Once the icon is added, the user can enter the PWA at any time through the icon, the opened PWA can display over the entire mobile screen without the browser frame, and, for all intents and purposes, it increasingly — that is, progressively — functions like an app, as additional functions are added in the background. Without a trip to any app store.
That means the user can receive push notifications, the PWA can work offline (without access to current data, of course), and the PWA can operate as quickly as an app. Once permission is granted, the PWA also has access to onboard functions like the smartphone’s camera.
But this app-like behavior is taking place inside a browser, where Application Shell Architecture serves as the app-equivalent holder of logic, to which data content is added.
And PWAs are generally “a tenth or less the size [of an app] for the same functionality,” Joreteg told me, “because they take advantage of functionality in the browser.”
But, unlike an app, the PWA is incrementally updated behind the scenes, adding additional functionality when needed or on some automatic schedule. Henrik also pointed out that PWAs don’t present the same security risks as apps do, since browsers are, by default, inside a “sandbox” that requires user permission to get access outside the browser.
No tech reason
Joreteg pointed to full support for PWAs in the Chrome, Opera and Firefox browsers, plus Microsoft Edge has committed to support.
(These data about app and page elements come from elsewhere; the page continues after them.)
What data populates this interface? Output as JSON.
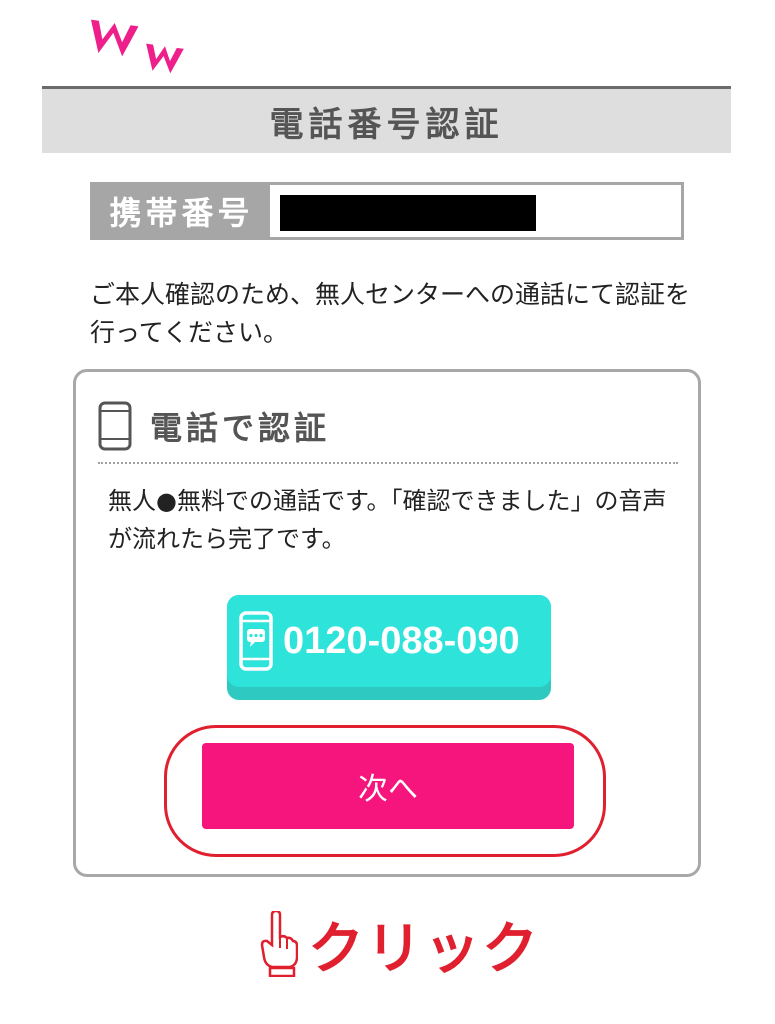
{
  "logo": {
    "text": "ww",
    "color": "#ee1f8a"
  },
  "header": {
    "title": "電話番号認証"
  },
  "phone_field": {
    "label": "携帯番号",
    "value_redacted": true
  },
  "intro": {
    "text": "ご本人確認のため、無人センターへの通話にて認証を行ってください。"
  },
  "card": {
    "title": "電話で認証",
    "description": "無人●無料での通話です。「確認できました」の音声が流れたら完了です。",
    "tel_button": {
      "number": "0120-088-090",
      "color": "#2ee3d9"
    },
    "next_button": {
      "label": "次へ",
      "color": "#f5157c"
    }
  },
  "annotation": {
    "text": "クリック",
    "color": "#e0202e",
    "icon": "pointing-hand-icon"
  }
}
Apple’s Safari supports Application Shell Architecture, but not Service Workers, although the company has indicated it may do so. As a result, PWAs can run in Safari, but there are limitations — for example, you can’t work offline and you can’t get push notifications from them.
App-like activities inside browsers are not new, but they’ve had a bad rep for being underpowered and not very responsive. PWAs reinvent the concept.
“Apps were filling the gap that the Web couldn’t,” Joreteg told me, “but now the Web can do these things.”
From a technical point of view, he said, PWAs should be able to work as well as apps, adding that there are “some incredible demos of first-person shooter games,” one of the hardest performance standards for apps because they rely on low latency.
PWAs might sound familiar to, say, hybrid apps. Those kinds of apps are designed to be built in HTML5 so they can work via browsers across all mobile platforms, and they have enveloping “app wrappers” that allow them to gain access to device functions.
Henrik said hybrid apps — as opposed to native apps, which are built specifically for iOS or Android platforms — are basically HTML5 with an app wrapper, while PWAs are HTML5 without the wrapper.
‘The future of apps’
And Android Instant Apps are native apps that, he noted, “pretend they’re web apps,” since you can start using them without downloading the entire file.
Henrik is so bullish on PWAs that he believes they will eventually replace most — if not all — apps. Hundreds have now been developed, propelled and named by Google, which has an interest in promoting the mobile web against Apple’s big mobile strength, apps.
“This is [absolutely] the future of apps,” he predicted.
Here are some PWAs (which you can see on a desktop, but obviously best on a smartphone, especially Android at this point):